- _RECORDS TO USE_:
::::

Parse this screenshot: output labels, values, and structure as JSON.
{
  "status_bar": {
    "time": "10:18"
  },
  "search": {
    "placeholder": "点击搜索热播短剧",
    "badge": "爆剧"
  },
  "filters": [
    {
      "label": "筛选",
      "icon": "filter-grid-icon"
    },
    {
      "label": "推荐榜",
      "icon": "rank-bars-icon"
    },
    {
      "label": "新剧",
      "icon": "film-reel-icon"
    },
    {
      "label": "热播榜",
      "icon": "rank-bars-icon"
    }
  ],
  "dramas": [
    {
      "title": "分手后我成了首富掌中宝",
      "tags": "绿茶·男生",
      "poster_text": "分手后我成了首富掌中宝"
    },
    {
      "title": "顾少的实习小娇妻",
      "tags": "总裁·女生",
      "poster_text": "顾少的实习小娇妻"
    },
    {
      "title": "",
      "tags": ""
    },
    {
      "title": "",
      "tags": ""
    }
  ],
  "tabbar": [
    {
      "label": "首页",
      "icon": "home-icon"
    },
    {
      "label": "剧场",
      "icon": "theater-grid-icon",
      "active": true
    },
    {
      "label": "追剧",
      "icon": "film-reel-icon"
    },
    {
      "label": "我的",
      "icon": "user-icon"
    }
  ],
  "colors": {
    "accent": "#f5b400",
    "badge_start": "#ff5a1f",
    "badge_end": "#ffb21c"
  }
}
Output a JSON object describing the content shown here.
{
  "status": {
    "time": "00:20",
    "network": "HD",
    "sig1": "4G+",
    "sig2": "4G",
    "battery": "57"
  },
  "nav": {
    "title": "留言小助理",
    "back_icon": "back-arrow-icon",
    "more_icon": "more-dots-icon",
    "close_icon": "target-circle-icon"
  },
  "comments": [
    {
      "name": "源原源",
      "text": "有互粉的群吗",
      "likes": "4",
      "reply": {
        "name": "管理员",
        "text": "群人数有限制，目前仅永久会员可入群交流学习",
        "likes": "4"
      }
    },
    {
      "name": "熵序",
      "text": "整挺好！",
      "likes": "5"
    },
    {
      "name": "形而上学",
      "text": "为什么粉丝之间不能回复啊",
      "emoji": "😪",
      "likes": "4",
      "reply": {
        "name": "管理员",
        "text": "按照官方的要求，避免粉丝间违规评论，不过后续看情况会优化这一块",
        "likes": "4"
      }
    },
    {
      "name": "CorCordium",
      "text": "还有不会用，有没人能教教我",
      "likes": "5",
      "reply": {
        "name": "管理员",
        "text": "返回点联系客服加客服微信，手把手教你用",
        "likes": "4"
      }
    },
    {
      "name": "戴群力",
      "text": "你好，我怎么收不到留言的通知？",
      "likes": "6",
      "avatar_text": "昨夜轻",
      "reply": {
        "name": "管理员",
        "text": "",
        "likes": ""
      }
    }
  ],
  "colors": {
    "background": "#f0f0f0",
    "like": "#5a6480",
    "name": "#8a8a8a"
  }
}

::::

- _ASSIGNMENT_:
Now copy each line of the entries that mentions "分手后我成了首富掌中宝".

- _OUTPUT FOR THIS EXERCISE_:
      "title": "分手后我成了首富掌中宝",
      "poster_text": "分手后我成了首富掌中宝"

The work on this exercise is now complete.